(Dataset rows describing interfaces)
=== Section Start ===

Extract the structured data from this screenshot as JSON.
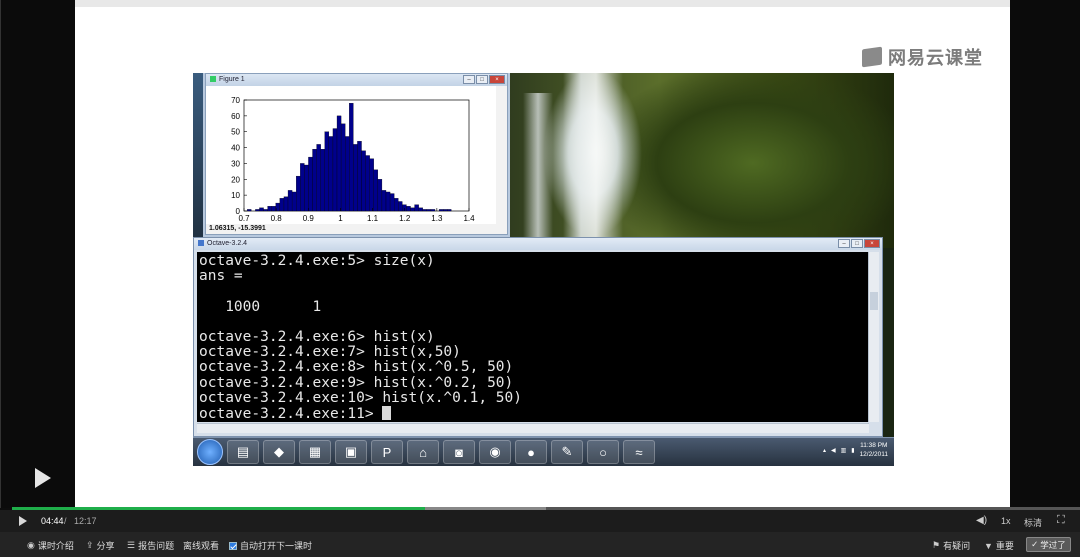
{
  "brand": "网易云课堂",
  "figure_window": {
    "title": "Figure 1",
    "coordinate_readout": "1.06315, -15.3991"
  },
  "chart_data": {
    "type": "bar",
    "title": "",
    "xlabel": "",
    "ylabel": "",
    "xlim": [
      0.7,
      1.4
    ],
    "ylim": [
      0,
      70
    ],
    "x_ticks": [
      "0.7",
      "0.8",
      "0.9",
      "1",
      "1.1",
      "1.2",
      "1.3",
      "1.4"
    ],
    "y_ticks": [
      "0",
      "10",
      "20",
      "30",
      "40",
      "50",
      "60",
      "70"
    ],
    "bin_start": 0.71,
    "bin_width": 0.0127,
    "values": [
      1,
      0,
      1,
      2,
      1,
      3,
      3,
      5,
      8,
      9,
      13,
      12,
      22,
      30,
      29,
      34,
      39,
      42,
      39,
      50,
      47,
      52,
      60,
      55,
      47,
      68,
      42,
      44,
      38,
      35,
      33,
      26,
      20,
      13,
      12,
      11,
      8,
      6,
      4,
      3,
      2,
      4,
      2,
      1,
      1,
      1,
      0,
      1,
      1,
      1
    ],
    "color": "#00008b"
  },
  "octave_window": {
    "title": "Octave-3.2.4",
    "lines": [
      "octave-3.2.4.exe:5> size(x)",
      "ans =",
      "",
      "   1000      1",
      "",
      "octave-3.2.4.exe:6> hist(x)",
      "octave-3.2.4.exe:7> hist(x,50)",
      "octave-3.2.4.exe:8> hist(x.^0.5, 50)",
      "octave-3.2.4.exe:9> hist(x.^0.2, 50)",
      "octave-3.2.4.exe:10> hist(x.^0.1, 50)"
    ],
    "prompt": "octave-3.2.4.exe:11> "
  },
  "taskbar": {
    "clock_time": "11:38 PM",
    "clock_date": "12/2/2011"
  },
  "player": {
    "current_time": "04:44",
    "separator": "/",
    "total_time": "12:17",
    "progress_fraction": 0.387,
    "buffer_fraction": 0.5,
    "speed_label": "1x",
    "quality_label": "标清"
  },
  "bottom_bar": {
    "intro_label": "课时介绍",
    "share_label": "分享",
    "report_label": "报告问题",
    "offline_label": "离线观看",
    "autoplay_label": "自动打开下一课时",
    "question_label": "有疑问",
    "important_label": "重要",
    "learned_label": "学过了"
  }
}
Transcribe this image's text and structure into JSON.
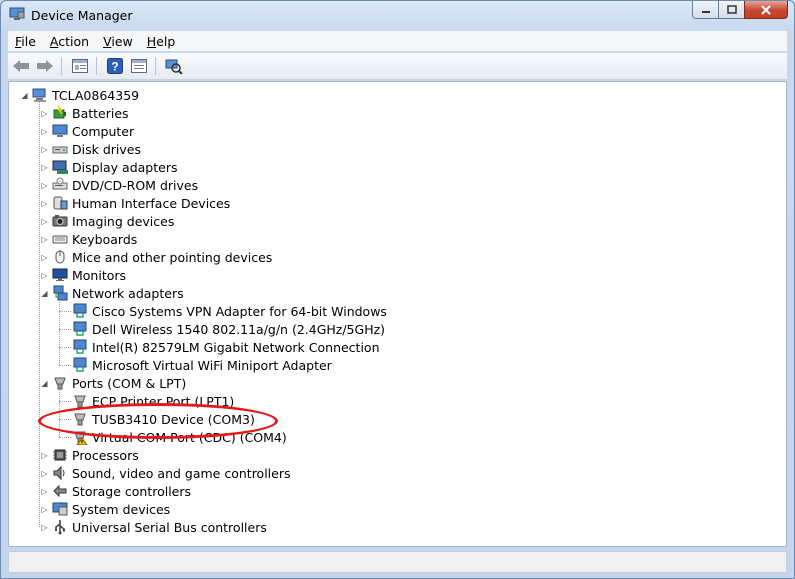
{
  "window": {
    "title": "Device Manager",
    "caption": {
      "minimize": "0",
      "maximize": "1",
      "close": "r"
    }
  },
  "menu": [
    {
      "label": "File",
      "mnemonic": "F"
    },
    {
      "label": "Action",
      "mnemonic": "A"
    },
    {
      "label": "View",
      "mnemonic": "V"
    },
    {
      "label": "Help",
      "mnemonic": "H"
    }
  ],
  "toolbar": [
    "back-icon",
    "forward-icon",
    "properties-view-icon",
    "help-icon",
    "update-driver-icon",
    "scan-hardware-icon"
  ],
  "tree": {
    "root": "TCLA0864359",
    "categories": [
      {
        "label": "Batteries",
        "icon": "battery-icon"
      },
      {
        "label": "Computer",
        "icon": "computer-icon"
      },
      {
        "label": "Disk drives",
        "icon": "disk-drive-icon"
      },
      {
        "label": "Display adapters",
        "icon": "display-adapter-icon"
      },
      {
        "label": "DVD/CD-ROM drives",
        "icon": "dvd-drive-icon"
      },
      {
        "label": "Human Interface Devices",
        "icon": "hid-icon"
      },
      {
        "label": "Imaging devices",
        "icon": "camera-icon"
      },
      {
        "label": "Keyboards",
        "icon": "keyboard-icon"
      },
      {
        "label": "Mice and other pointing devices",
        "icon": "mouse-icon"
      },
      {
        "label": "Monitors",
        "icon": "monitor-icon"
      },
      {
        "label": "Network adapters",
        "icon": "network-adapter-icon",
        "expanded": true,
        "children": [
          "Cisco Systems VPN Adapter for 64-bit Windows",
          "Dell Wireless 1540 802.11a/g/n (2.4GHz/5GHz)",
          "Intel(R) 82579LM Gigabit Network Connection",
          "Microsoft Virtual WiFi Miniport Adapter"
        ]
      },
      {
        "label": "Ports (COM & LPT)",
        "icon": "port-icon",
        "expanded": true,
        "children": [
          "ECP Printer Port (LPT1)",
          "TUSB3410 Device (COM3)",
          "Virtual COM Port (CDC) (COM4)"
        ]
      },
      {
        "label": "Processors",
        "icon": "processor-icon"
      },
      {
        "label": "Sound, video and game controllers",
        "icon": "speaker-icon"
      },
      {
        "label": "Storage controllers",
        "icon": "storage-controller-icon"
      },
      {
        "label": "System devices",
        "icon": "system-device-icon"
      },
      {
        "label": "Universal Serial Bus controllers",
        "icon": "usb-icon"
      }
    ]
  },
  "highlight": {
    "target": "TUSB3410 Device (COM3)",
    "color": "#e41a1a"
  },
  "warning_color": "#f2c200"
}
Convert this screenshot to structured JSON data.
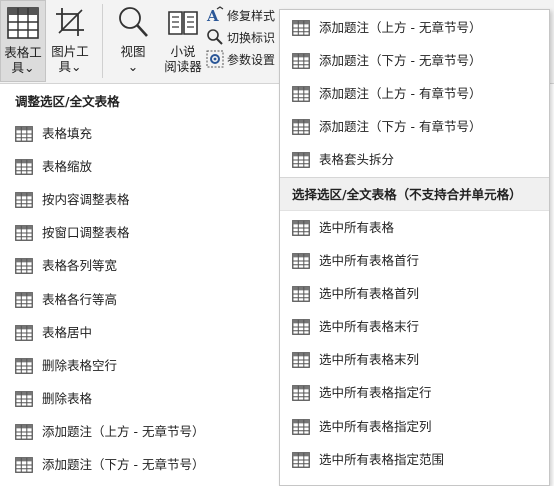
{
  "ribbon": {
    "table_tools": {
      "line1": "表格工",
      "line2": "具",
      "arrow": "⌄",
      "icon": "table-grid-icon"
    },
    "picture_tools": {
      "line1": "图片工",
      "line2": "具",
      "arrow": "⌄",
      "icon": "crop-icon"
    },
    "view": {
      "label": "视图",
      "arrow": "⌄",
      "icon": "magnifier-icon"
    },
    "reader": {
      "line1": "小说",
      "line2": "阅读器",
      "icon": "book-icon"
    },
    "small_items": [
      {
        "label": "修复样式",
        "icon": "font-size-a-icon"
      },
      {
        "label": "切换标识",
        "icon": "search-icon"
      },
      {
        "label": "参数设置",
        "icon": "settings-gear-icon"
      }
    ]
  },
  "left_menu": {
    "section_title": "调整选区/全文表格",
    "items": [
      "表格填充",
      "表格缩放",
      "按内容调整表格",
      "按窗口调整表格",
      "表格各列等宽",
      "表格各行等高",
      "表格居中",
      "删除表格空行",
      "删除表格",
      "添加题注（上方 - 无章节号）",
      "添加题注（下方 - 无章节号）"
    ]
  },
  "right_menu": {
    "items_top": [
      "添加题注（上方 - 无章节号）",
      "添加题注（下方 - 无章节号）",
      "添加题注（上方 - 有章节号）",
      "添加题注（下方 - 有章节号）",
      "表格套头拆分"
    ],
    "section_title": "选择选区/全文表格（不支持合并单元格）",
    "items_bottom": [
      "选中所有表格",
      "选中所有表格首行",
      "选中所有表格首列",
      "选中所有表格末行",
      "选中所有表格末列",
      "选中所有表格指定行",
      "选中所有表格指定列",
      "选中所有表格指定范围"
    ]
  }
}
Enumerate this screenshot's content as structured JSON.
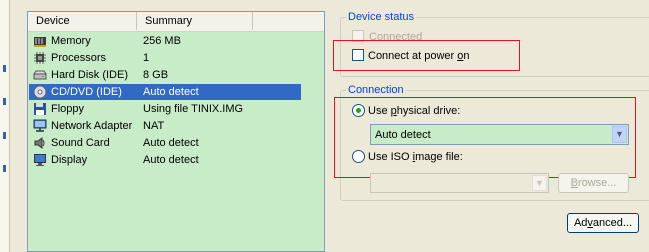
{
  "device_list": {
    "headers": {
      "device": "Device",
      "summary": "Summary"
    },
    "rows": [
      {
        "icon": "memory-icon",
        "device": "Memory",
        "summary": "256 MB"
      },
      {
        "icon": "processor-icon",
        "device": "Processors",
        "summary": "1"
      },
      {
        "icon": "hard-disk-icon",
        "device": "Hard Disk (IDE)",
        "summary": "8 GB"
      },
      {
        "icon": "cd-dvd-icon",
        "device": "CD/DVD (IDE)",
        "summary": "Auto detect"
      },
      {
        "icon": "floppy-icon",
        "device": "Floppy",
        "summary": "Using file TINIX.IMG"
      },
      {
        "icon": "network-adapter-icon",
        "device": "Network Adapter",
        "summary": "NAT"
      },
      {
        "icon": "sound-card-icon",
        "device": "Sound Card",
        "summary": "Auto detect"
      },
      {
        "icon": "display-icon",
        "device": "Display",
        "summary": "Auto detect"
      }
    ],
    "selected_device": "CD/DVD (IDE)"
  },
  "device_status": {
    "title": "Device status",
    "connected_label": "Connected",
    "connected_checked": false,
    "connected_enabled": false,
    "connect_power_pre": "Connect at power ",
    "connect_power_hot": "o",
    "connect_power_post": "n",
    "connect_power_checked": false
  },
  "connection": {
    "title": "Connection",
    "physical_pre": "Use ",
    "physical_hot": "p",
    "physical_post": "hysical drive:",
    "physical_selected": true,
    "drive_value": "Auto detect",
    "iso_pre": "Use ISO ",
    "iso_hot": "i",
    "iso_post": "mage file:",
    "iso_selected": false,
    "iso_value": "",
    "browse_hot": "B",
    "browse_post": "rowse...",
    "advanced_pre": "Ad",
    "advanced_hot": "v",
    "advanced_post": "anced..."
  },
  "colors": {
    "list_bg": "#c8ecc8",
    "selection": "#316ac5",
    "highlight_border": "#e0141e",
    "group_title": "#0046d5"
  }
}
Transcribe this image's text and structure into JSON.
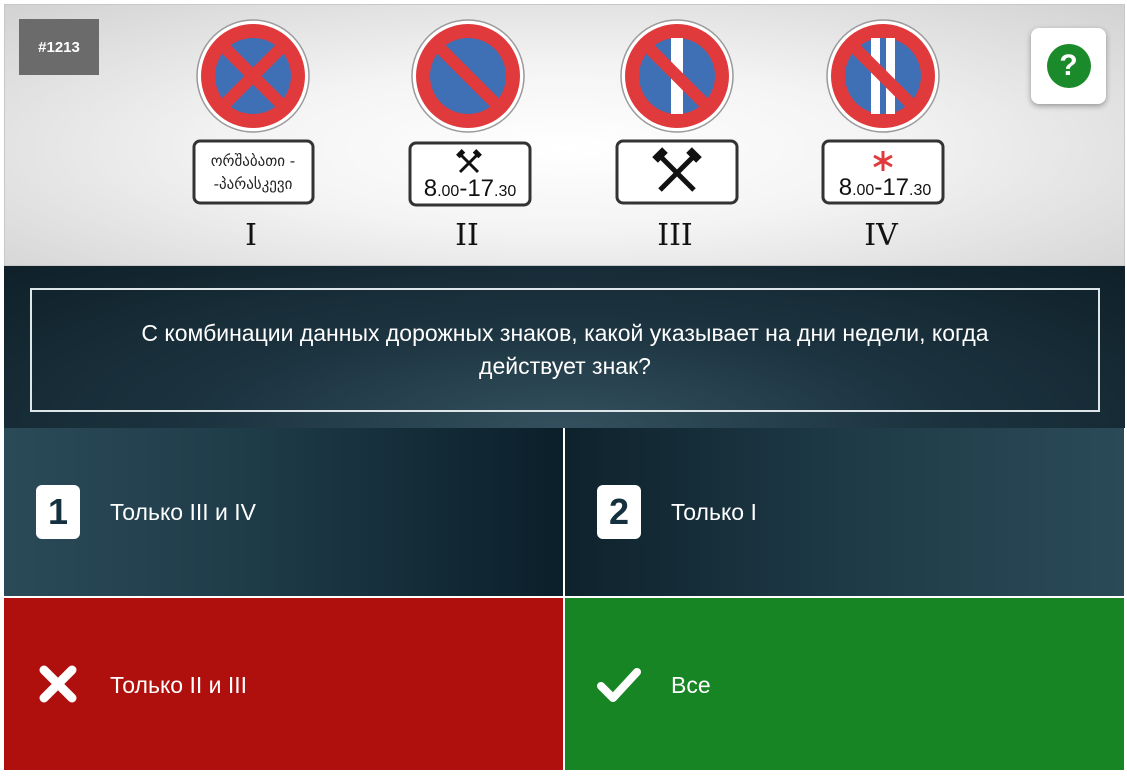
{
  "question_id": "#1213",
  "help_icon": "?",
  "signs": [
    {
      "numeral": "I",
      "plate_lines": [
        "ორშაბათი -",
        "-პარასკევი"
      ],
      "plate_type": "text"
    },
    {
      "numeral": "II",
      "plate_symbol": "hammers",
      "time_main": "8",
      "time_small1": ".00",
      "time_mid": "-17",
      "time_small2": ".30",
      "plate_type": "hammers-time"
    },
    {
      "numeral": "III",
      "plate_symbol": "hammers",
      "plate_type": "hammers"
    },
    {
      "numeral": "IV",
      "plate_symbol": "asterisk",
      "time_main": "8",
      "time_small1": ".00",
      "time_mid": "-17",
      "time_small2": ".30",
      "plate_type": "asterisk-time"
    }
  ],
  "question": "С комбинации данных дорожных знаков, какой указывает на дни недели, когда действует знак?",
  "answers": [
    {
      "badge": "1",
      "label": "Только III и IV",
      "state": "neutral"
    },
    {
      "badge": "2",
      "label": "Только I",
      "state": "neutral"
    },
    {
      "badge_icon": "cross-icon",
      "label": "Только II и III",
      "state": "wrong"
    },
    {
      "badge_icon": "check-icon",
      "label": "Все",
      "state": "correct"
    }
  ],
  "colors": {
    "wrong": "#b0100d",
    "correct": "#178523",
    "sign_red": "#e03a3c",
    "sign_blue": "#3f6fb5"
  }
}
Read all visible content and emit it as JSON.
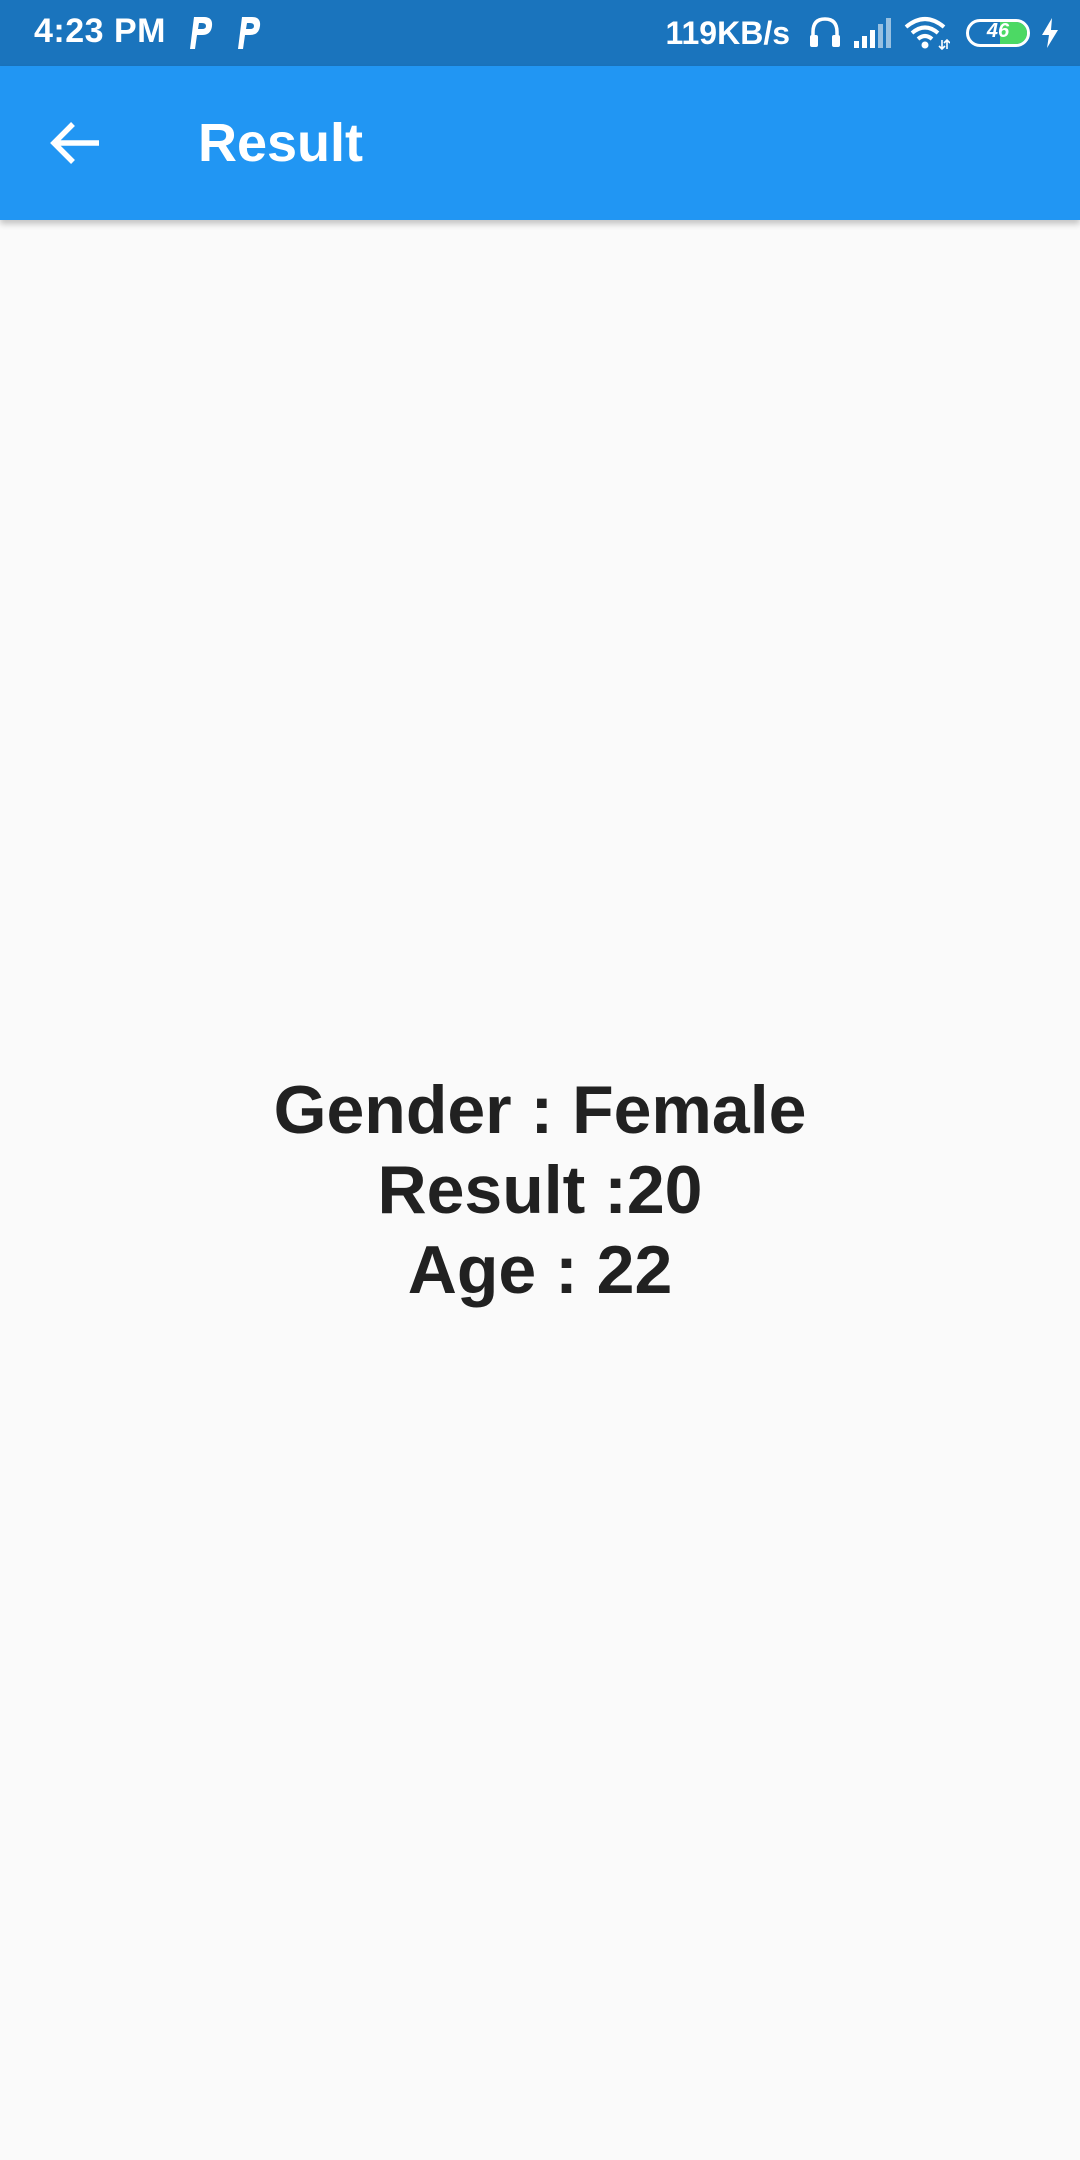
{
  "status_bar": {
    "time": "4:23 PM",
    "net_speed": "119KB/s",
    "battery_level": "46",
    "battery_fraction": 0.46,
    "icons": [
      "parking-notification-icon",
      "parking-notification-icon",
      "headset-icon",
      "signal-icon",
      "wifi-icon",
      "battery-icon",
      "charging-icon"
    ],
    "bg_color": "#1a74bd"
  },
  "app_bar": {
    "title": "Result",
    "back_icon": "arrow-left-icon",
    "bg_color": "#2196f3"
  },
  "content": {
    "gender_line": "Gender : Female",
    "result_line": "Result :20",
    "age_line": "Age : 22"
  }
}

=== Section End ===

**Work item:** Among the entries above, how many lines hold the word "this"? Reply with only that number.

**Answer:** 5